The World Health Organization (WHO) will collaborate with the government of Japan to fortify Egypt's emergency health response to epidemic-prone diseases, by enhancing its disease surveillance system.
The project will start in the third quarter of 2019 and finish by the first quarter of 2020.
The main goal is to train more than 100 health staff members in 27 governorates; a process which will see the collaboration of other ministries including the ministries of agriculture, health and population, and environment.
In a statement released by the UN office in Egypt, Dr Jean Jabbour, WHO representative in Egypt stated: "This partnership with Japan is a milestone in supporting public health programs, including rapid response to epidemic-prone diseases through supporting diagnosis and surveillance. Identifying the appropriate partner is a key.”

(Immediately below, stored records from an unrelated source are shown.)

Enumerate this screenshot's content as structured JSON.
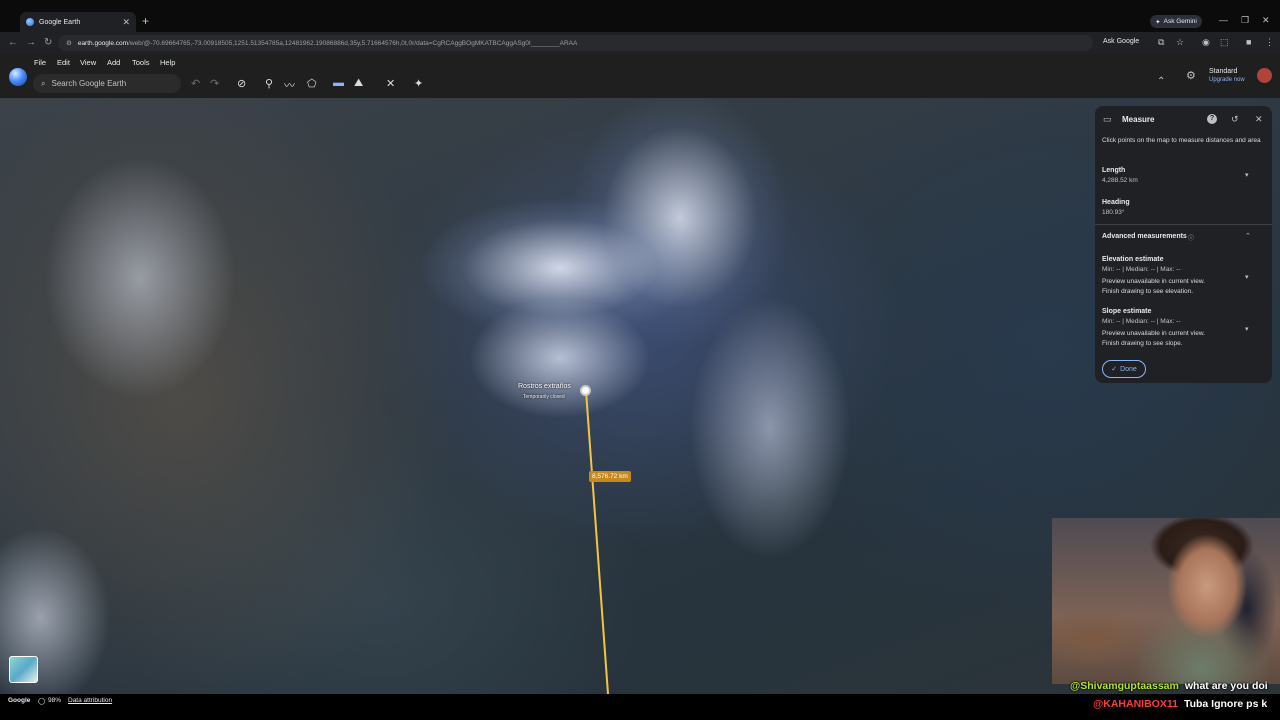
{
  "browser": {
    "tab_title": "Google Earth",
    "new_tab": "+",
    "gemini_label": "Ask Gemini",
    "url_host": "earth.google.com",
    "url_rest": "/web/@-70.69664765,-73.00918505,1251.51354785a,12481962.19086886d,35y,5.71664576h,0t,0r/data=CgRCAggBOgMKATBCAggASg0I________ARAA",
    "ask_google": "Ask Google"
  },
  "app": {
    "menu": [
      "File",
      "Edit",
      "View",
      "Add",
      "Tools",
      "Help"
    ],
    "search_placeholder": "Search Google Earth",
    "account_name": "Standard",
    "account_sub": "Upgrade now"
  },
  "map": {
    "place_name": "Rostros extraños",
    "place_status": "Temporarily closed",
    "segment_distance": "8,576.72 km",
    "route_color": "#f4c542"
  },
  "measure": {
    "title": "Measure",
    "instructions": "Click points on the map to measure distances and area",
    "length_label": "Length",
    "length_value": "4,288.52 km",
    "heading_label": "Heading",
    "heading_value": "180.93°",
    "advanced_label": "Advanced measurements",
    "elevation_label": "Elevation estimate",
    "elevation_stats": "Min: -- | Median: -- | Max: --",
    "elevation_note1": "Preview unavailable in current view.",
    "elevation_note2": "Finish drawing to see elevation.",
    "slope_label": "Slope estimate",
    "slope_stats": "Min: -- | Median: -- | Max: --",
    "slope_note1": "Preview unavailable in current view.",
    "slope_note2": "Finish drawing to see slope.",
    "done_label": "Done"
  },
  "status": {
    "google": "Google",
    "percent": "98%",
    "attribution": "Data attribution"
  },
  "chat": [
    {
      "user": "@Shivamguptaassam",
      "message": "what are you doi",
      "color": "#b5e61d"
    },
    {
      "user": "@KAHANIBOX11",
      "message": "Tuba Ignore ps k",
      "color": "#ff3b3b"
    }
  ]
}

The WHO will provide training and technical support to healthcare stakeholders, while the Japanese counterparts will support capacity building for the national surveillance system for outbreak investigation and rapid response measures.
In a statement released by the Ambassador of Japan to Egypt, Masaki Noke stressed that improving the healthcare system through capacity-building is important in the context of 'Universal Health Coverage,' which will be one of the key themes of two summits in Japan; first the G20 in June, and then the TICAD7(7th Tokyo International Conference on African Development) in August.
Egypt's national action plans to prevent and control the spread of the Ebola virus, pandemic influenza, avian influenza, and dengue fever are high priority, and the proposed project that assists in achieving this target through training of surveillance officers and rapid response teams align with these plans.
The government of Japan will present a financial support of $80,000 to help implement this project as part of an overarching Eastern Mediterranean region one.